It starts with nutrition
The foundation is food. With the right fuel, we can power our bodies properly to do what we want, whenever we want, however we want.
When we are not powering bodies properly with the right fuel, then we are not living and operating at our true potential.
Based on the Theoretical Hierarchy of Development shown in here, Nutrition is what we should prioritize before any kind of movement learning, practice, and training.
Not mentioned is sleep and recovery, which should be before Nutrition, so we will save that for next time.
On Nutrition though, as Glassman writes in that article, that we must:
"Eat meat and vegetables, nuts and seeds, some fruit, little starch and no sugar. Keep intake to levels that will support exercise but not body fat."
In how elegantly it is described, we cannot go wrong by eating meat and vegetables, nuts and seeds, some fruit, little starch, and no sugar.
By keeping that template as "clean" as possible by limiting as much processed food as possible, we not only provide the best fuel for our bodies, but we also create a hedge against chronic disease.
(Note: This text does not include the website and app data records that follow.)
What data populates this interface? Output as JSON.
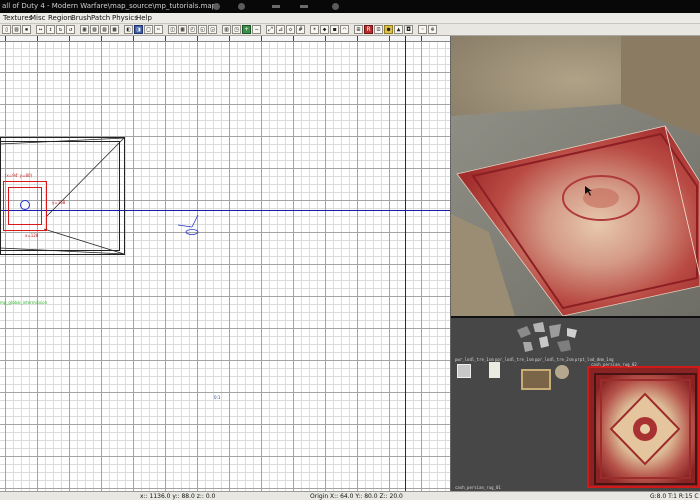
{
  "window": {
    "title": "all of Duty 4 - Modern Warfare\\map_source\\mp_tutorials.map"
  },
  "menu": {
    "items": [
      "Textures",
      "Misc",
      "Region",
      "Brush",
      "Patch",
      "Physics",
      "Help"
    ]
  },
  "grid_view": {
    "selection_size_label": "(x=94' y=80)",
    "selection_height_label": "y=158",
    "selection_width_label": "x=128",
    "entity_label": "mp_global_intermission",
    "area_label": "0:1"
  },
  "texture_browser": {
    "texture_names": [
      "pwr_lodl_tre_1sm",
      "ppr_lodl_tre_1sm",
      "ppr_lodl_tre_2sm",
      "prpt_lod_dnm_1ng",
      "cash_persian_rug_01",
      "cash_persian_rug_02"
    ],
    "selected_texture": "cash_persian_rug_01"
  },
  "status": {
    "coords": "x:: 1136.0  y:: 88.0  z:: 0.0",
    "origin": "Origin  X:: 64.0  Y:: 80.0  Z:: 20.0",
    "grid": "G:8.0 T:1 R:15 C"
  },
  "colors": {
    "axis": "#1a1ab0",
    "selection": "#d81818",
    "rug_red": "#b23a34",
    "texture_bg": "#474747"
  }
}
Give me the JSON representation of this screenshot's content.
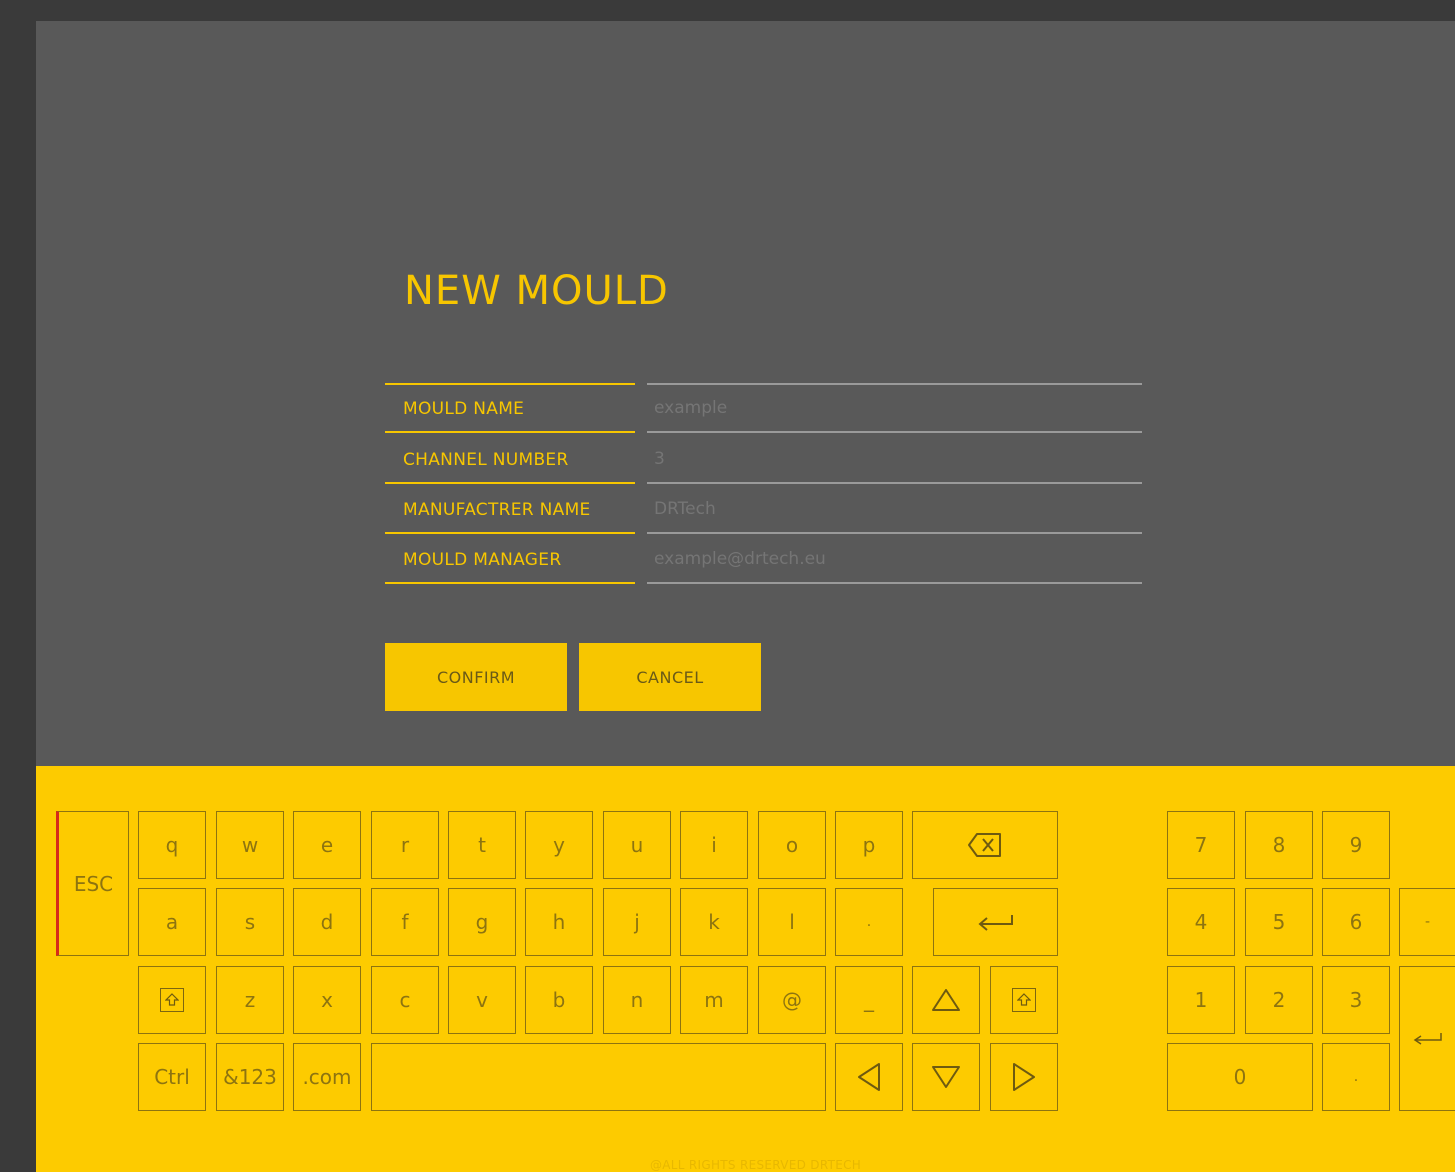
{
  "form": {
    "title": "NEW MOULD",
    "fields": [
      {
        "label": "MOULD NAME",
        "placeholder": "example"
      },
      {
        "label": "CHANNEL NUMBER",
        "placeholder": "3"
      },
      {
        "label": "MANUFACTRER NAME",
        "placeholder": "DRTech"
      },
      {
        "label": "MOULD MANAGER",
        "placeholder": "example@drtech.eu"
      }
    ],
    "confirm_label": "CONFIRM",
    "cancel_label": "CANCEL"
  },
  "keyboard": {
    "esc": "ESC",
    "row1": [
      "q",
      "w",
      "e",
      "r",
      "t",
      "y",
      "u",
      "i",
      "o",
      "p"
    ],
    "row2": [
      "a",
      "s",
      "d",
      "f",
      "g",
      "h",
      "j",
      "k",
      "l",
      "."
    ],
    "row3": [
      "z",
      "x",
      "c",
      "v",
      "b",
      "n",
      "m",
      "@",
      "_"
    ],
    "ctrl": "Ctrl",
    "symbols": "&123",
    "dotcom": ".com",
    "numpad": {
      "row1": [
        "7",
        "8",
        "9"
      ],
      "row2": [
        "4",
        "5",
        "6",
        "-"
      ],
      "row3": [
        "1",
        "2",
        "3"
      ],
      "zero": "0",
      "dot": "."
    },
    "icons": {
      "backspace": "backspace-icon",
      "enter": "enter-icon",
      "shift": "shift-icon",
      "up": "arrow-up-icon",
      "down": "arrow-down-icon",
      "left": "arrow-left-icon",
      "right": "arrow-right-icon"
    }
  },
  "footer": {
    "text": "@ALL RIGHTS RESERVED DRTECH"
  },
  "colors": {
    "accent": "#fdcb00",
    "panel": "#595959",
    "background": "#3a3a3a",
    "esc_marker": "#d62a1a"
  }
}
This is essentially how the cavemen ancestors approached their nutrition.
Keeping our intake of protein, carbohydrates, and fat (our 3 macronutrients) in balance through this approach, we have energy to power the cells of our body using carbohydrates and fat, and keep the structural integrity of our cells and larger tissues, muscles, and organs using protein and fat.
Based on a person's current state of health and fitness and where they want to go with their goals, then the ratios of the 3 macronutrients are dialed/tweaked/adjusted to their needs.
For us at IMA, where we are for the most part approaching our training to have the highest fitness level possible from year to year, which means having great health, and being Generally Physically Prepared, especially for the Unknown and Unknowable, then the general or moderate approach of eating meat and vegetables, nuts and seeds, some fruit, little starch, and no sugar should be our approach.
Our carbohydrate intake should be primarily coming from vegetables and some fruit.
Our fat intake should be coming from nuts and seeds and meat.
Our protein intake should be coming from meat and nuts and seeds.
There is plenty of overlap and exceptions, but for the most part, we should be targeting all three macronutrients as part of our intake, and not neglecting one, or multiple ones.
That should give us all a general and easy way of thinking about how we should be fueling our bodies to do what we want to do, when we want, however we want, to our highest potential.
With that all in mind, what's for dinner?